» TASK PROMPT
Return the entire listing exactly, leaving nothing out.

» PROVIDED RECORDS
******************************

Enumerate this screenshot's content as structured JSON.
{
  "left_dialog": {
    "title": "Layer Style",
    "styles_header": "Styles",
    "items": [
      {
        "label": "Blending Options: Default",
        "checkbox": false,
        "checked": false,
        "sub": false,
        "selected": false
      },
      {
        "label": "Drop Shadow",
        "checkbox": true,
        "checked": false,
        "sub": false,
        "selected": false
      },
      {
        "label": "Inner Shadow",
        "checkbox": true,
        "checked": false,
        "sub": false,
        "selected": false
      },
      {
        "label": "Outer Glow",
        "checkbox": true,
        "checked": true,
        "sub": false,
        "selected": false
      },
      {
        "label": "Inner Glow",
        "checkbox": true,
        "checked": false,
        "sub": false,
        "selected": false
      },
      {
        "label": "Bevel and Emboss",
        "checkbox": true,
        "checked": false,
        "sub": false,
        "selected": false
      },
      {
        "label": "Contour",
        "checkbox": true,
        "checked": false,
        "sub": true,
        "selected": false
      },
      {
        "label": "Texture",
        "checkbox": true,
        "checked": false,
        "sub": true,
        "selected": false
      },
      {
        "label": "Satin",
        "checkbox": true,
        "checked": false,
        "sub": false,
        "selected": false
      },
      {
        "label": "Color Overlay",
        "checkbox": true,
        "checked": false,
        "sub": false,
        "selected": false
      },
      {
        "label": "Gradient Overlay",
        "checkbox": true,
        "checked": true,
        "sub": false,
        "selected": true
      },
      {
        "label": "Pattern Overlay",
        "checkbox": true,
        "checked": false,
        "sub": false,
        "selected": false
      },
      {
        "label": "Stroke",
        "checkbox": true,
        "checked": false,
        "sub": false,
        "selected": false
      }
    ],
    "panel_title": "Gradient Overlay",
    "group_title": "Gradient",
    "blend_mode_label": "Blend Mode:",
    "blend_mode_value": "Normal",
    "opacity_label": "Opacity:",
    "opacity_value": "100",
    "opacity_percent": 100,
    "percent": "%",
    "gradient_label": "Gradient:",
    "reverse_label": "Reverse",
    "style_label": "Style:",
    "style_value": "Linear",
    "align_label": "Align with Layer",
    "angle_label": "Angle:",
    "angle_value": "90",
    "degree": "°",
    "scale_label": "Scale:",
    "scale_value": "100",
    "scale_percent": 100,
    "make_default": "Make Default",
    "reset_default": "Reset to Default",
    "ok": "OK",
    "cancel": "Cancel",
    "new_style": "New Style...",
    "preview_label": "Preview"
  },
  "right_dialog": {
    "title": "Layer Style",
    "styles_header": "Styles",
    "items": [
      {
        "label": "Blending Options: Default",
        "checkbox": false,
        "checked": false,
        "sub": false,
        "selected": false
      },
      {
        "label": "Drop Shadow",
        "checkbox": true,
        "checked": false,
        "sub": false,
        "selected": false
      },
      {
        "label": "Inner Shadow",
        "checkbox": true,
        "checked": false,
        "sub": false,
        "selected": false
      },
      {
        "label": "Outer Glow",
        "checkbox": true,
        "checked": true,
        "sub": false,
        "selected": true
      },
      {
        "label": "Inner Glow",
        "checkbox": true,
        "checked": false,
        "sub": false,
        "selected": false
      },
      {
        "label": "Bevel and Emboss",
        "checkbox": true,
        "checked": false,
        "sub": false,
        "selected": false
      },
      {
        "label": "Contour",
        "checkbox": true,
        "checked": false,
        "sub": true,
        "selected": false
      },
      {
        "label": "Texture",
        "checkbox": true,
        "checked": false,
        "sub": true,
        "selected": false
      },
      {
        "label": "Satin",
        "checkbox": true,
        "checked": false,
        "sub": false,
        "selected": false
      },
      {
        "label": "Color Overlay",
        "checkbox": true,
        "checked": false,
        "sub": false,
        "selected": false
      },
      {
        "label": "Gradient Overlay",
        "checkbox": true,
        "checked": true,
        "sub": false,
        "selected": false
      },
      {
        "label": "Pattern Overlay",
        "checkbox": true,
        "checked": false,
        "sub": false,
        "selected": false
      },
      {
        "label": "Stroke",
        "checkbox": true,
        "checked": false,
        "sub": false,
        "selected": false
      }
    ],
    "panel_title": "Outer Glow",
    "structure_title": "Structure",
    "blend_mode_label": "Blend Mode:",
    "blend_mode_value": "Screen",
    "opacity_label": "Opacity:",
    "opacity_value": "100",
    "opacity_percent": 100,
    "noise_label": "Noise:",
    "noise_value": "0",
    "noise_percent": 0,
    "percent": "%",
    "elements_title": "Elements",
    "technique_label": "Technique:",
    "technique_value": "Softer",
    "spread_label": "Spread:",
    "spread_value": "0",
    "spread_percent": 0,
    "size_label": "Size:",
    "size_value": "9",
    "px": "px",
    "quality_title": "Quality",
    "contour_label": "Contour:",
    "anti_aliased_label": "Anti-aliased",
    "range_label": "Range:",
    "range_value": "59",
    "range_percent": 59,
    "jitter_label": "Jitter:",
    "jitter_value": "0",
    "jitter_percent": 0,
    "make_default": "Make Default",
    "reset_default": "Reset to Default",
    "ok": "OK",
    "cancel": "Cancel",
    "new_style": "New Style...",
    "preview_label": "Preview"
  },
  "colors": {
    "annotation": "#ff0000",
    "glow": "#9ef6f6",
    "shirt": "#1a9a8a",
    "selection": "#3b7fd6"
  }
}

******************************

» PROBLEM SOLUTION
Enumerate this screenshot's content as structured JSON.
{
  "left_dialog": {
    "title": "Layer Style",
    "styles_header": "Styles",
    "items": [
      {
        "label": "Blending Options: Default",
        "checkbox": false,
        "checked": false,
        "sub": false,
        "selected": false
      },
      {
        "label": "Drop Shadow",
        "checkbox": true,
        "checked": false,
        "sub": false,
        "selected": false
      },
      {
        "label": "Inner Shadow",
        "checkbox": true,
        "checked": false,
        "sub": false,
        "selected": false
      },
      {
        "label": "Outer Glow",
        "checkbox": true,
        "checked": true,
        "sub": false,
        "selected": false
      },
      {
        "label": "Inner Glow",
        "checkbox": true,
        "checked": false,
        "sub": false,
        "selected": false
      },
      {
        "label": "Bevel and Emboss",
        "checkbox": true,
        "checked": false,
        "sub": false,
        "selected": false
      },
      {
        "label": "Contour",
        "checkbox": true,
        "checked": false,
        "sub": true,
        "selected": false
      },
      {
        "label": "Texture",
        "checkbox": true,
        "checked": false,
        "sub": true,
        "selected": false
      },
      {
        "label": "Satin",
        "checkbox": true,
        "checked": false,
        "sub": false,
        "selected": false
      },
      {
        "label": "Color Overlay",
        "checkbox": true,
        "checked": false,
        "sub": false,
        "selected": false
      },
      {
        "label": "Gradient Overlay",
        "checkbox": true,
        "checked": true,
        "sub": false,
        "selected": true
      },
      {
        "label": "Pattern Overlay",
        "checkbox": true,
        "checked": false,
        "sub": false,
        "selected": false
      },
      {
        "label": "Stroke",
        "checkbox": true,
        "checked": false,
        "sub": false,
        "selected": false
      }
    ],
    "panel_title": "Gradient Overlay",
    "group_title": "Gradient",
    "blend_mode_label": "Blend Mode:",
    "blend_mode_value": "Normal",
    "opacity_label": "Opacity:",
    "opacity_value": "100",
    "opacity_percent": 100,
    "percent": "%",
    "gradient_label": "Gradient:",
    "reverse_label": "Reverse",
    "style_label": "Style:",
    "style_value": "Linear",
    "align_label": "Align with Layer",
    "angle_label": "Angle:",
    "angle_value": "90",
    "degree": "°",
    "scale_label": "Scale:",
    "scale_value": "100",
    "scale_percent": 100,
    "make_default": "Make Default",
    "reset_default": "Reset to Default",
    "ok": "OK",
    "cancel": "Cancel",
    "new_style": "New Style...",
    "preview_label": "Preview"
  },
  "right_dialog": {
    "title": "Layer Style",
    "styles_header": "Styles",
    "items": [
      {
        "label": "Blending Options: Default",
        "checkbox": false,
        "checked": false,
        "sub": false,
        "selected": false
      },
      {
        "label": "Drop Shadow",
        "checkbox": true,
        "checked": false,
        "sub": false,
        "selected": false
      },
      {
        "label": "Inner Shadow",
        "checkbox": true,
        "checked": false,
        "sub": false,
        "selected": false
      },
      {
        "label": "Outer Glow",
        "checkbox": true,
        "checked": true,
        "sub": false,
        "selected": true
      },
      {
        "label": "Inner Glow",
        "checkbox": true,
        "checked": false,
        "sub": false,
        "selected": false
      },
      {
        "label": "Bevel and Emboss",
        "checkbox": true,
        "checked": false,
        "sub": false,
        "selected": false
      },
      {
        "label": "Contour",
        "checkbox": true,
        "checked": false,
        "sub": true,
        "selected": false
      },
      {
        "label": "Texture",
        "checkbox": true,
        "checked": false,
        "sub": true,
        "selected": false
      },
      {
        "label": "Satin",
        "checkbox": true,
        "checked": false,
        "sub": false,
        "selected": false
      },
      {
        "label": "Color Overlay",
        "checkbox": true,
        "checked": false,
        "sub": false,
        "selected": false
      },
      {
        "label": "Gradient Overlay",
        "checkbox": true,
        "checked": true,
        "sub": false,
        "selected": false
      },
      {
        "label": "Pattern Overlay",
        "checkbox": true,
        "checked": false,
        "sub": false,
        "selected": false
      },
      {
        "label": "Stroke",
        "checkbox": true,
        "checked": false,
        "sub": false,
        "selected": false
      }
    ],
    "panel_title": "Outer Glow",
    "structure_title": "Structure",
    "blend_mode_label": "Blend Mode:",
    "blend_mode_value": "Screen",
    "opacity_label": "Opacity:",
    "opacity_value": "100",
    "opacity_percent": 100,
    "noise_label": "Noise:",
    "noise_value": "0",
    "noise_percent": 0,
    "percent": "%",
    "elements_title": "Elements",
    "technique_label": "Technique:",
    "technique_value": "Softer",
    "spread_label": "Spread:",
    "spread_value": "0",
    "spread_percent": 0,
    "size_label": "Size:",
    "size_value": "9",
    "px": "px",
    "quality_title": "Quality",
    "contour_label": "Contour:",
    "anti_aliased_label": "Anti-aliased",
    "range_label": "Range:",
    "range_value": "59",
    "range_percent": 59,
    "jitter_label": "Jitter:",
    "jitter_value": "0",
    "jitter_percent": 0,
    "make_default": "Make Default",
    "reset_default": "Reset to Default",
    "ok": "OK",
    "cancel": "Cancel",
    "new_style": "New Style...",
    "preview_label": "Preview"
  },
  "colors": {
    "annotation": "#ff0000",
    "glow": "#9ef6f6",
    "shirt": "#1a9a8a",
    "selection": "#3b7fd6"
  }
}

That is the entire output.